The post-Cold War international order continues to generate contradictions and vulnerabilities. Stability and predictability based on trust and effective institutions are being undermined by both old and new conflicts. Cooperation increasingly gives way to unilateral actions as states and societies face a broadening spectrum of security threats.
One of the epicenters of international tensions lies in Eastern Europe – a region marking a geopolitical fault line. Here, the status quo looks particularly perilous since the erosion of the rules of international conduct is taking place in the absence of a meaningful dialogue. Even expert forums, which are intended to seek solutions in the interests of peace and cooperation, have become part of the propaganda and information war. Essentially, existing expert platforms only generate more mutual accusations and thus further elevate international tensions. As a result, no real discussion about Eastern Europe’s present or future takes place.

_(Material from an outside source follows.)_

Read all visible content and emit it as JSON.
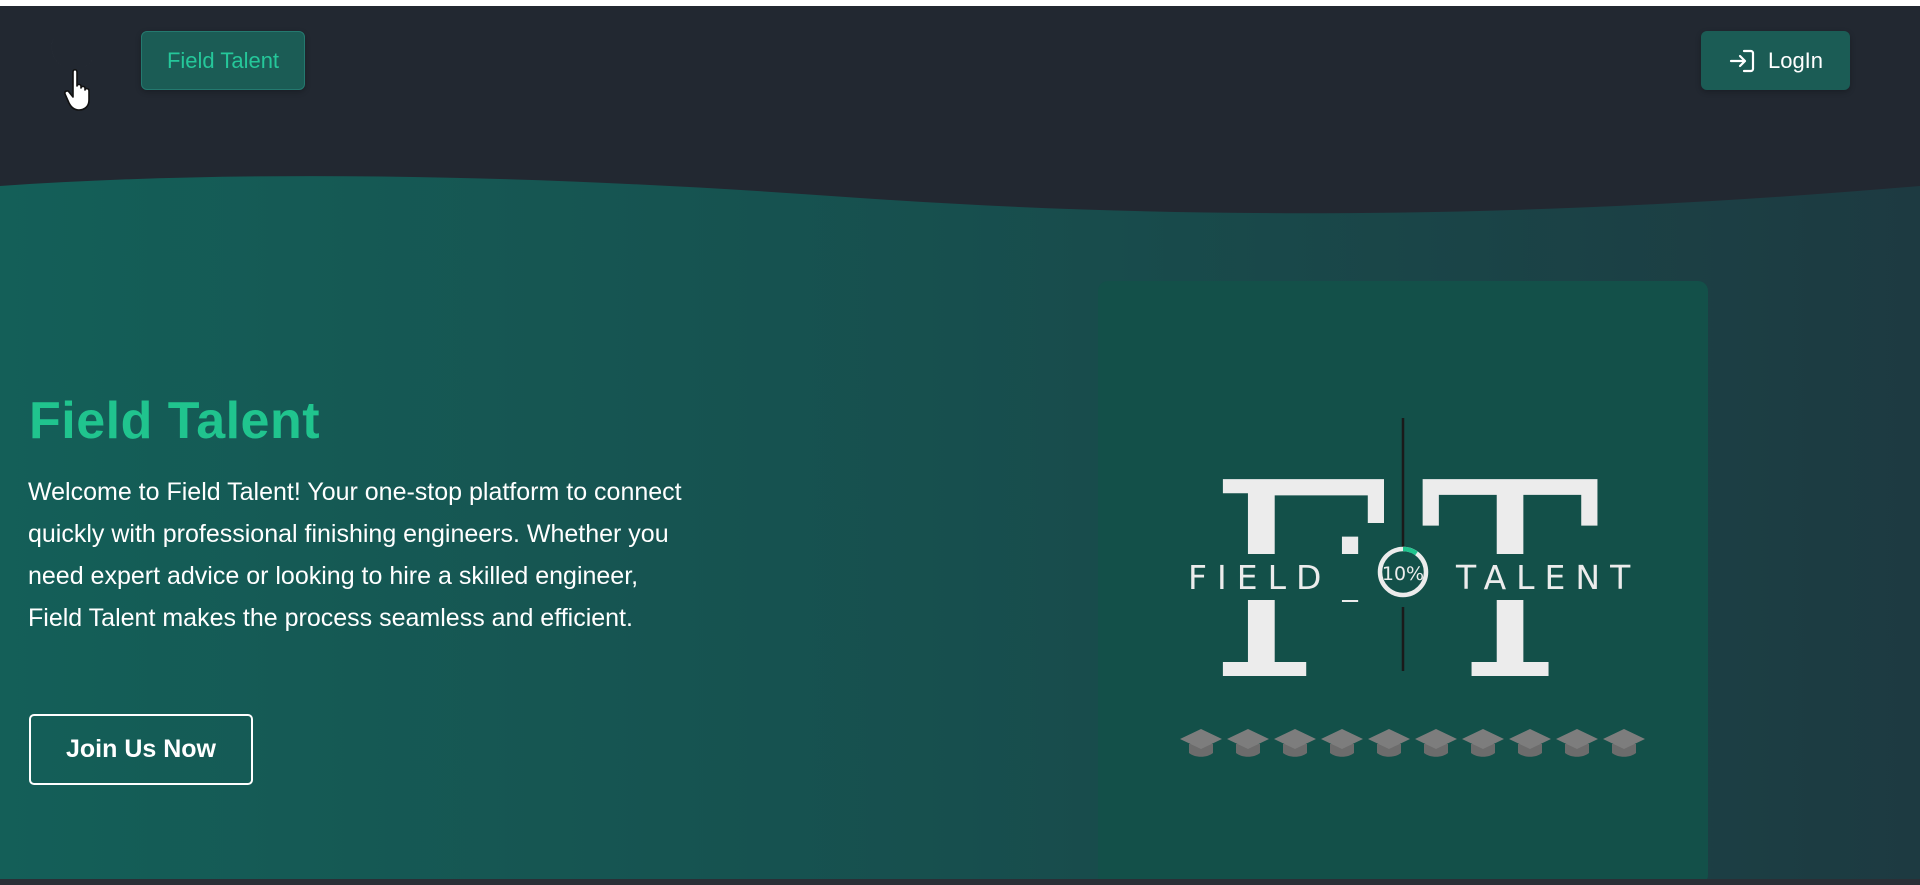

Belarus is located at the heart of Eastern Europe. The country’s geographic position makes it particularly vulnerable to negative developments in the region. Escalating international tensions automatically amplify threats to Belarus’s security and complicate the country’s economic development. Moreover, historically, Belarus repeatedly fell victim to great power confrontation and became a battleground where rival armies clashed. Therefore, it has a strong “vested interest” in the prevention of major conflict in Eastern Europe.
Since the beginning of 2015, the Minsk Dialogue Track-II Initiative has provided an expert platform to explore ways of minimising regional tensions. Eleven international conferences and numerous thematic discussions have taken place and gathered representatives from various countries and international organisations. The Minsk Dialogue Forum will represent the next milestone in the initiative’s development. It will launch a large annual gathering of leading experts from Eastern Europe, the EU, Russia, the United States, and China. It will provide a prominent forum for discussions about present and future challenges to regional and international security. The latest version of the programme is available here.